I was hoping to find someone, but I must be too early.
The office doesn’t open for another half hour, but maybe I can help you. I live here, and sometimes they let me help out in the sales office. It’s hot out here. Shall we go inside and get you some information?
Thanks, she said. That would be great.
As we chatted about the various models and her housing needs, she asked how long I had lived here.
Almost three years, I told her. “Wait, what’s today’s date? It’s Aug. 30, isn’t it?” She nodded.
“I signed the contract to buy my home exactly three years ago today.”
Then Kathy arrived and took over. I left, pondering all that has happened in those three years. I’ve tried to condense a jumble of thoughts and memories into this one list.
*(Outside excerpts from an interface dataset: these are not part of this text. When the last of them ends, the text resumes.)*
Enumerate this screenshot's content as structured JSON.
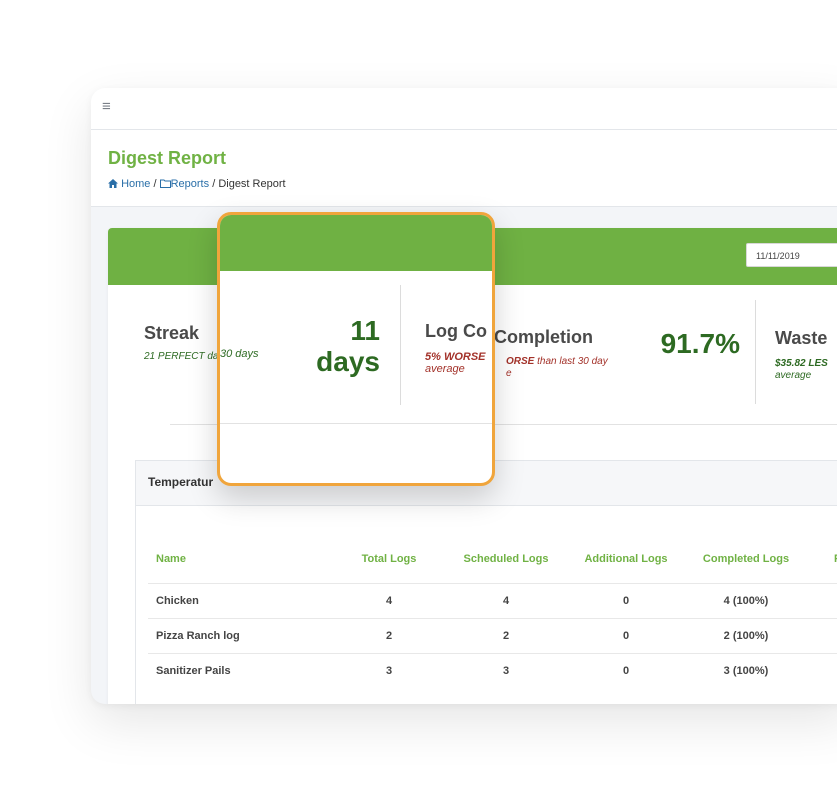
{
  "topbar": {
    "menu_icon": "hamburger-icon",
    "menu_glyph": "≡"
  },
  "page": {
    "title": "Digest Report",
    "breadcrumb": [
      {
        "label": "Home",
        "icon": "home-icon"
      },
      {
        "label": "Reports",
        "icon": "folder-icon"
      },
      {
        "label": "Digest Report"
      }
    ],
    "separator": "/"
  },
  "header": {
    "date_value": "11/11/2019"
  },
  "stats": {
    "streak": {
      "title": "Streak",
      "sub_prefix": "21 PERFECT day",
      "value": "11",
      "unit": "days",
      "popup_sub": "30 days"
    },
    "log_completion": {
      "title": "Completion",
      "title_popup": "Log Co",
      "sub_prefix": "ORSE",
      "sub_suffix": "than last 30 day",
      "sub_tail": "e",
      "popup_sub_strong": "5% WORSE",
      "popup_sub_tail": "average",
      "value": "91.7%"
    },
    "waste": {
      "title": "Waste",
      "sub_strong": "$35.82 LES",
      "sub_tail": "average"
    }
  },
  "temperature": {
    "title": "Temperatur",
    "columns": [
      "Name",
      "Total Logs",
      "Scheduled Logs",
      "Additional Logs",
      "Completed Logs",
      "F"
    ],
    "rows": [
      {
        "name": "Chicken",
        "total": "4",
        "scheduled": "4",
        "additional": "0",
        "completed": "4 (100%)"
      },
      {
        "name": "Pizza Ranch log",
        "total": "2",
        "scheduled": "2",
        "additional": "0",
        "completed": "2 (100%)"
      },
      {
        "name": "Sanitizer Pails",
        "total": "3",
        "scheduled": "3",
        "additional": "0",
        "completed": "3 (100%)"
      }
    ]
  },
  "colors": {
    "brand_green": "#6fb143",
    "dark_green": "#2d6a22",
    "worse_red": "#a3322a",
    "highlight_orange": "#f0a53c"
  }
}
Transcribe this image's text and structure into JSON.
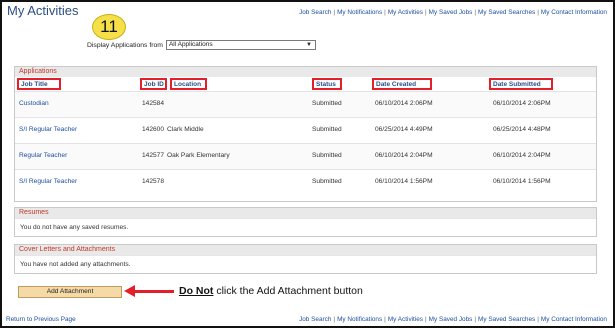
{
  "page": {
    "title": "My Activities",
    "step_number": "11"
  },
  "nav": {
    "items": [
      "Job Search",
      "My Notifications",
      "My Activities",
      "My Saved Jobs",
      "My Saved Searches",
      "My Contact Information"
    ],
    "separator": "|"
  },
  "filter": {
    "label": "Display Applications from",
    "selected": "All Applications"
  },
  "applications": {
    "header": "Applications",
    "columns": {
      "job_title": "Job Title",
      "job_id": "Job ID",
      "location": "Location",
      "status": "Status",
      "date_created": "Date Created",
      "date_submitted": "Date Submitted"
    },
    "rows": [
      {
        "job_title": "Custodian",
        "job_id": "142584",
        "location": "",
        "status": "Submitted",
        "date_created": "06/10/2014  2:06PM",
        "date_submitted": "06/10/2014  2:06PM"
      },
      {
        "job_title": "S/I Regular Teacher",
        "job_id": "142600",
        "location": "Clark Middle",
        "status": "Submitted",
        "date_created": "06/25/2014  4:49PM",
        "date_submitted": "06/25/2014  4:48PM"
      },
      {
        "job_title": "Regular Teacher",
        "job_id": "142577",
        "location": "Oak Park Elementary",
        "status": "Submitted",
        "date_created": "06/10/2014  2:04PM",
        "date_submitted": "06/10/2014  2:04PM"
      },
      {
        "job_title": "S/I Regular Teacher",
        "job_id": "142578",
        "location": "",
        "status": "Submitted",
        "date_created": "06/10/2014  1:56PM",
        "date_submitted": "06/10/2014  1:56PM"
      }
    ]
  },
  "resumes": {
    "header": "Resumes",
    "message": "You do not have any saved resumes."
  },
  "cover_letters": {
    "header": "Cover Letters and Attachments",
    "message": "You have not added any attachments."
  },
  "add_attachment_label": "Add Attachment",
  "callout": {
    "emphasis": "Do Not",
    "rest": " click the Add Attachment button"
  },
  "footer": {
    "back_link": "Return to Previous Page"
  },
  "colors": {
    "link": "#1d4fa0",
    "highlight_red": "#e3202a",
    "section_header_text": "#c0392b",
    "badge": "#f6e04a",
    "button": "#f5d9a6"
  },
  "icons": {
    "dropdown": "chevron-down-icon",
    "annotation_arrow": "arrow-left-icon"
  }
}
The Top 5 Lessons I’ve Learned at Maples at the Sonatas
5. Decorating is more fun than I realized, and I’m not as bad at it as I feared. If you had told me three years ago that I would spend three years decorating my new home, I wouldn’t have believed you. I didn’t fully realize until I got here that upsizing my home—rather than downsizing, as my neighbors did—would create so many opportunities for creativity. Adding furniture, accessories, accent colors, area rugs—it has all been fun, though expensive.
4. More responsibility is not necessarily a bad thing. If you had told me three years ago that today I would be trying to sell a home here, I wouldn’t have believed you. If you had told me that I would be serving as our community’s resident trustee, I wouldn’t have believed that either. I fell into both roles and, most of the time, that’s a good thing. Both are challenging and rewarding; both have taught me a lot.
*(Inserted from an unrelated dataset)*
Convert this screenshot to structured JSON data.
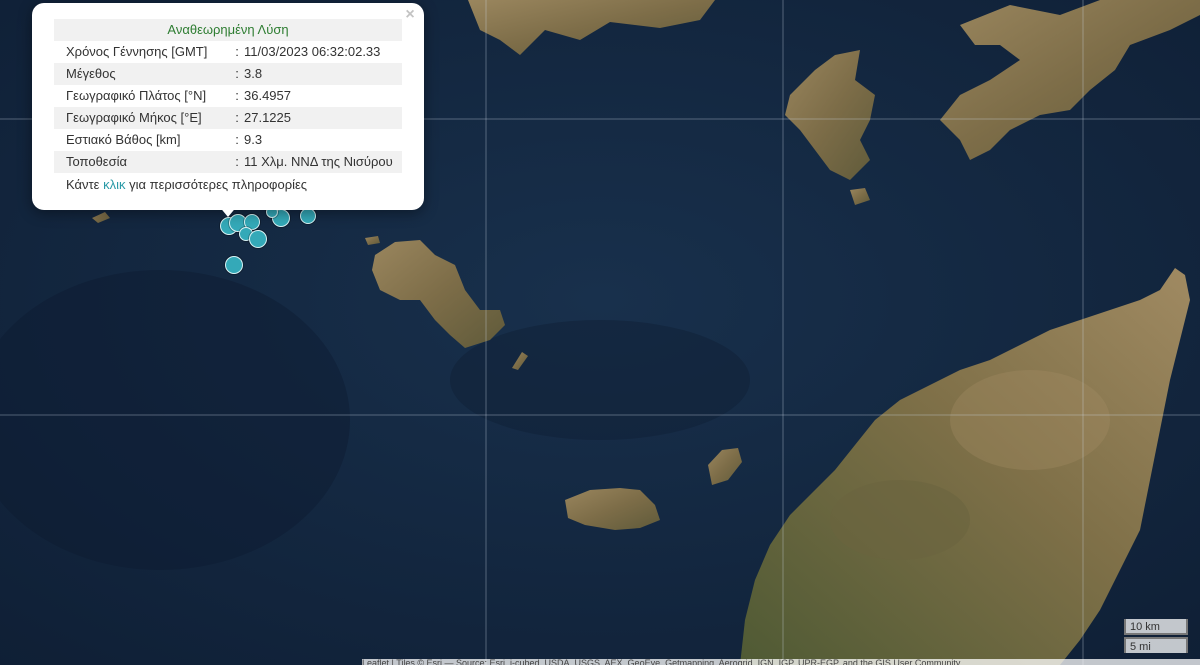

3. A person can never have too many friends. If you had told me three years ago that I needed more friends, I wouldn’t have believed you. I wrote about the joyous surprise of building friendships with my neighbors in this post. It turns out that the ties that bind are made of elastic. My circle of friends keeps stretching.
(tied for first place)
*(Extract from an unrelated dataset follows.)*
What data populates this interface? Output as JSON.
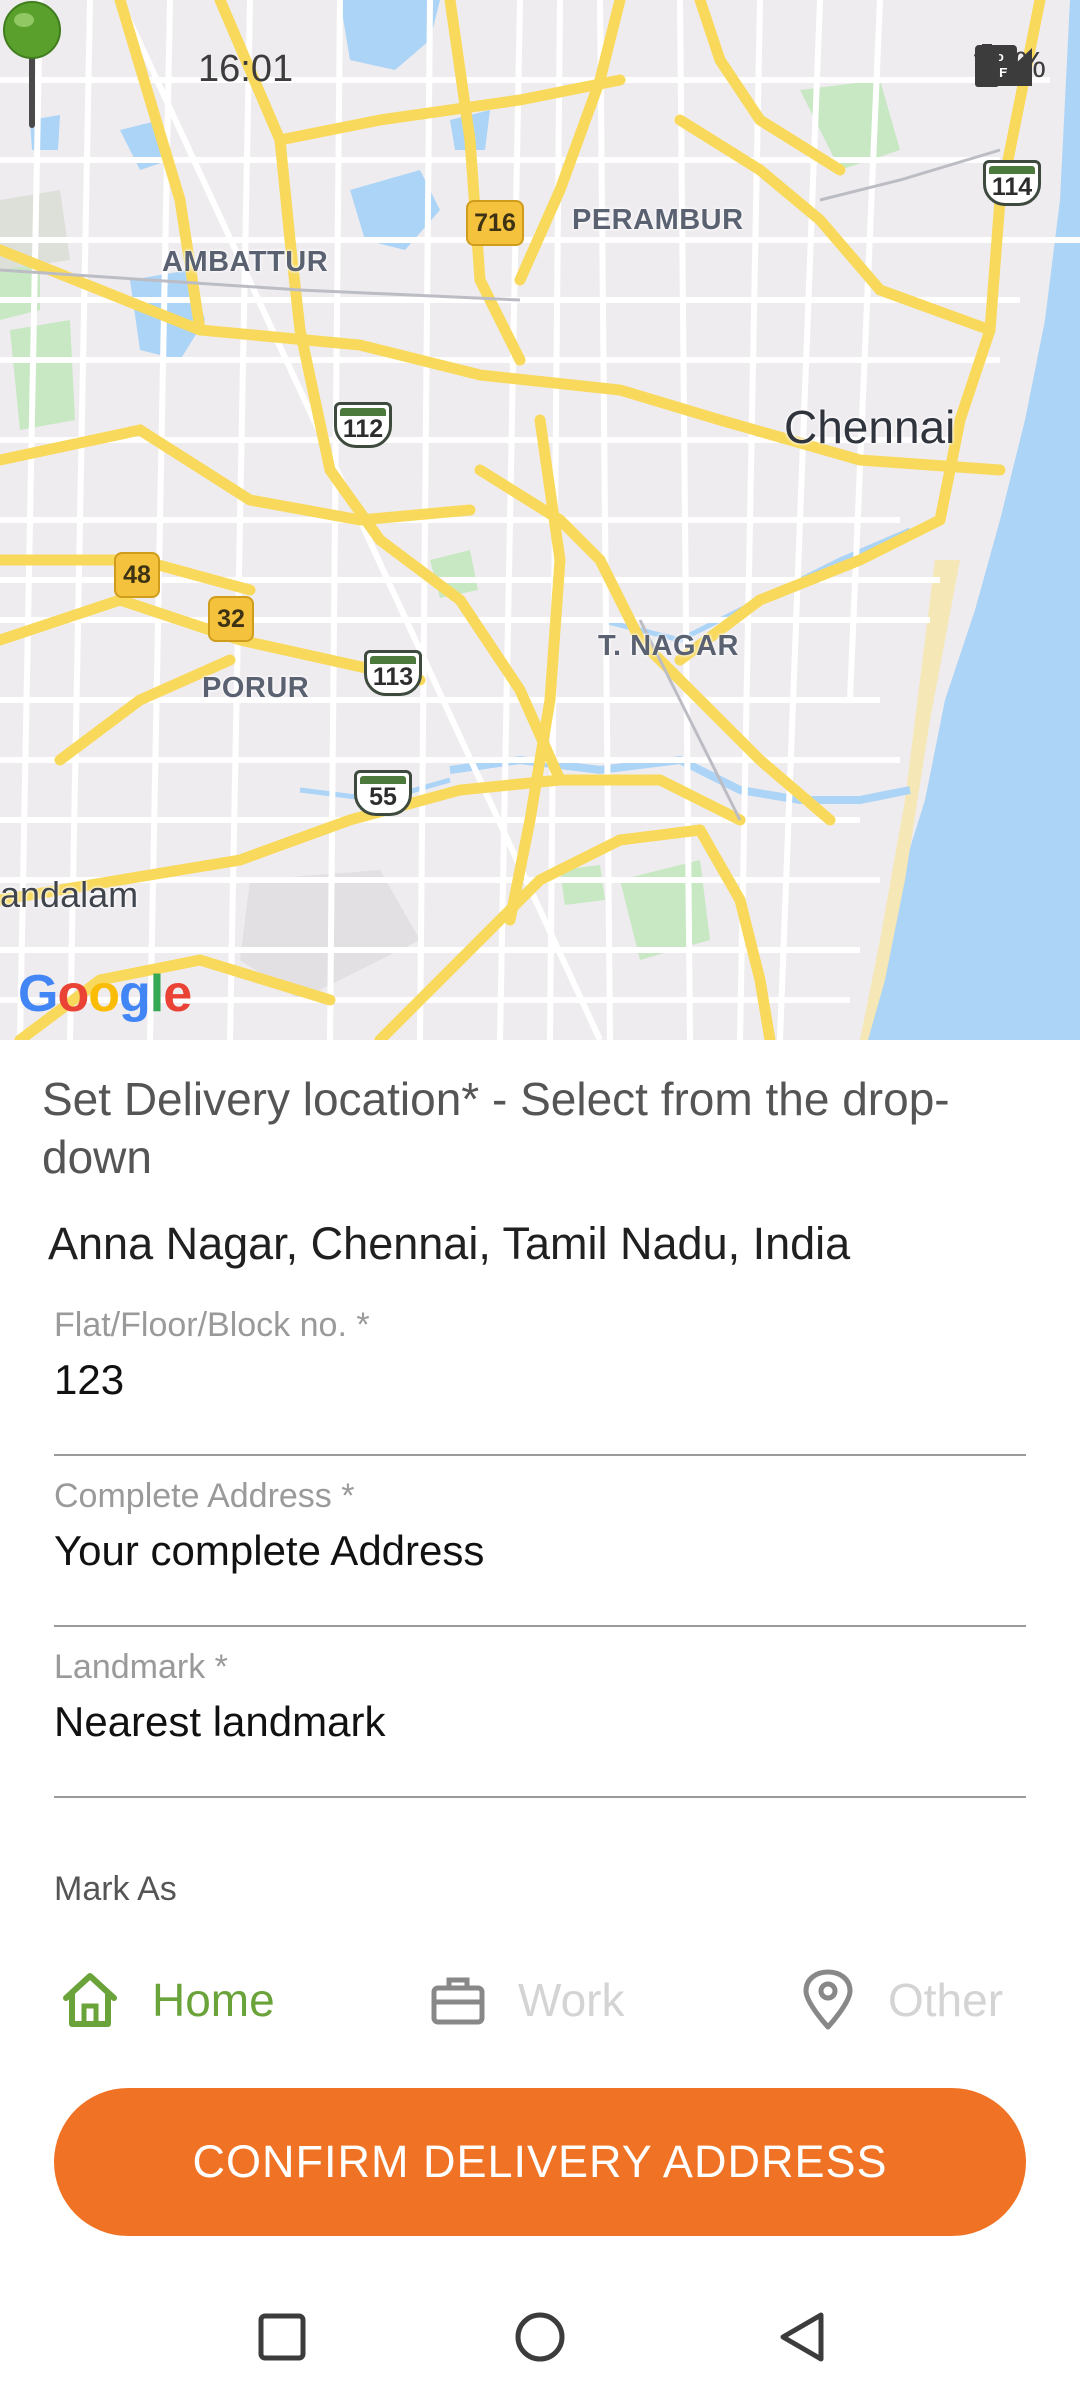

1. Do not fear change. The words are so easy to type and so hard to live out. But looking back, the one constant in my time here has been change, or, to use its other name, growth. The physical growth of our neighborhood has been astounding, much more than I ever anticipated. As the construction gates moved back time and again, more houses and more residents have become a way of life. From the little things, like wearing name tags at our social events, to the big things, like the new quad going up next door to me, I try to make my peace with it all. Sometimes, I am even able to embrace it.
1. Try not to take things for granted. Again, the words are much easier to type than to live out. But I keep trying to acquire a habit of gratitude. I realize that I have stumbled into a very special place to live and very special people to share it with. It is all much more than I deserve. And for that, I am grateful, especially today.